Happy first birthday, Open Banking!
Today, you are one year older and wiser - and so are we.
Still, in its infancy, the groundbreaking Open Banking (PSD2) legislation was enforced on the 13th January 2018.
Over the past twelve months, Open Banking, which required banks to open up their APIs to fintechs, has garnered significant interest worldwide - and for good reason.
Their ambitious goal to open up competition within the small business banking sector to new fintechs (challenger banks, insights platforms, comparison tools), and to make these fintechs more accessible, was followed closely by everyone in the UK and beyond.
So, what progress has been made so far?
Small businesses now have a wider variety of tools to better manage their cash
According to the 2018 FIS Performance Against Customer Expectations (PACE) report, one in four small businesses are expected to change their provider over the next twelve months, as their needs are not being met by their current bank.
For decades, traditional banks have had the stronghold in both the retail and small business banking sector, leaving little room for competition and improvement.

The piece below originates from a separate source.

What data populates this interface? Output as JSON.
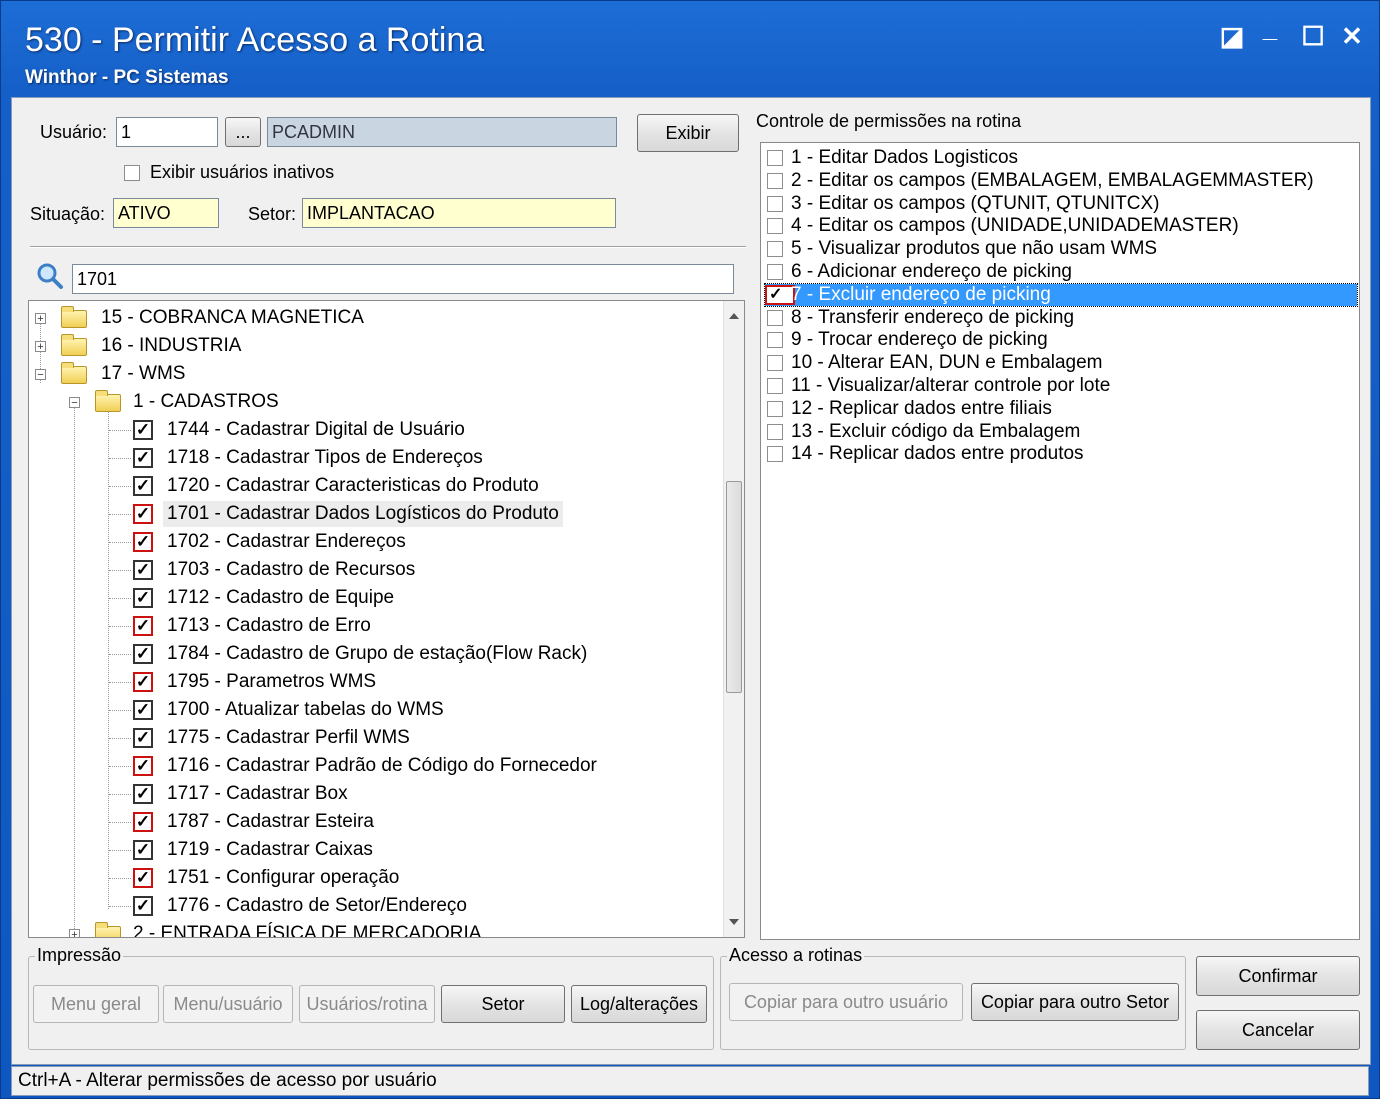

According to Bloomberg, ‘Politicians in the U.K., where four banks control 75 per cent of deposits, were particularly keen on the law’s (PSD2/ Open Banking) goal of encouraging new entrants’.
Fintechs, (including us, here at tomato pay) were thrilled when the Open Banking legislation passed. In less than twelve months, fintechs faced fewer hurdles (that’s not to say there weren’t a significant amount of issues to overcome in the first place) when competing and partnering with traditional banks, giving choice-starved small business owners a wider variety of tools to better understand and manage their cash.
Data has become more accessible, which will help make the finance industry more inclusive.
Data has become a valuable commodity over the past few years.
Small businesses will benefit greatly from sharing their banking data with fintechs, who are eager to make finance more inclusive through a better banking experience.
Small business owners can now give permission-based access to their banking data with a variety of financial platforms. In return they can get insightful, useful, and more intuned tools to help them check their cash flow, save money or compare eligibility for various financial products. As a result, they can save time (which might have been spent on deciphering their business’ finances and applying for loans that didn’t necessarily suit their unique business needs) and have a better understanding of their cash flow.
The global financial industry has taken notice
The UK fintech scene flourished this year, whether they were partnering with banks or announcing standalone solutions to improve the small business banking experience.
Many countries from around the world have seen this, and have taken their cues for Open Banking best practices from the UK to achieve something similar. As Open Banking Trustee, Imran Gulamhuseinwala OBE previously told us: “I’ve travelled across many countries to talk about our Standards – Canada, Australia, Hong Kong, Singapore to name but a few – and one thing we are all crystal clear on is the importance of ownership of data. We are way past data belonging to a financial institution – it belongs to the customer. Data is valuable – and it’s time for customers to reap the benefits from this, with confidence. It’s early stages for data portability – but we expect to see the debate, and indeed the delivery, of data portability to increase exponentially.
It is still early days, and although there are those saying that they haven’t seen the banking revolution happen just yet, it’s hard for us to look at it so short-term, and to be honest - take such an unfair approach to it. Nothing worthwhile was built in a day, and we shouldn’t expect the fintech revolution to happen as quickly either.
Here at tomato pay, we remain very optimistic about Open Banking.
Better access to data means that we can give small businesses a financial product that they will love and enhance their day-to-day work. The same mentality most likely applies to many fintechs here in the UK.
If fintechs and banks can improve on their small business offering because data access has opened up, then it is already a huge step in the right direction for everyone involved.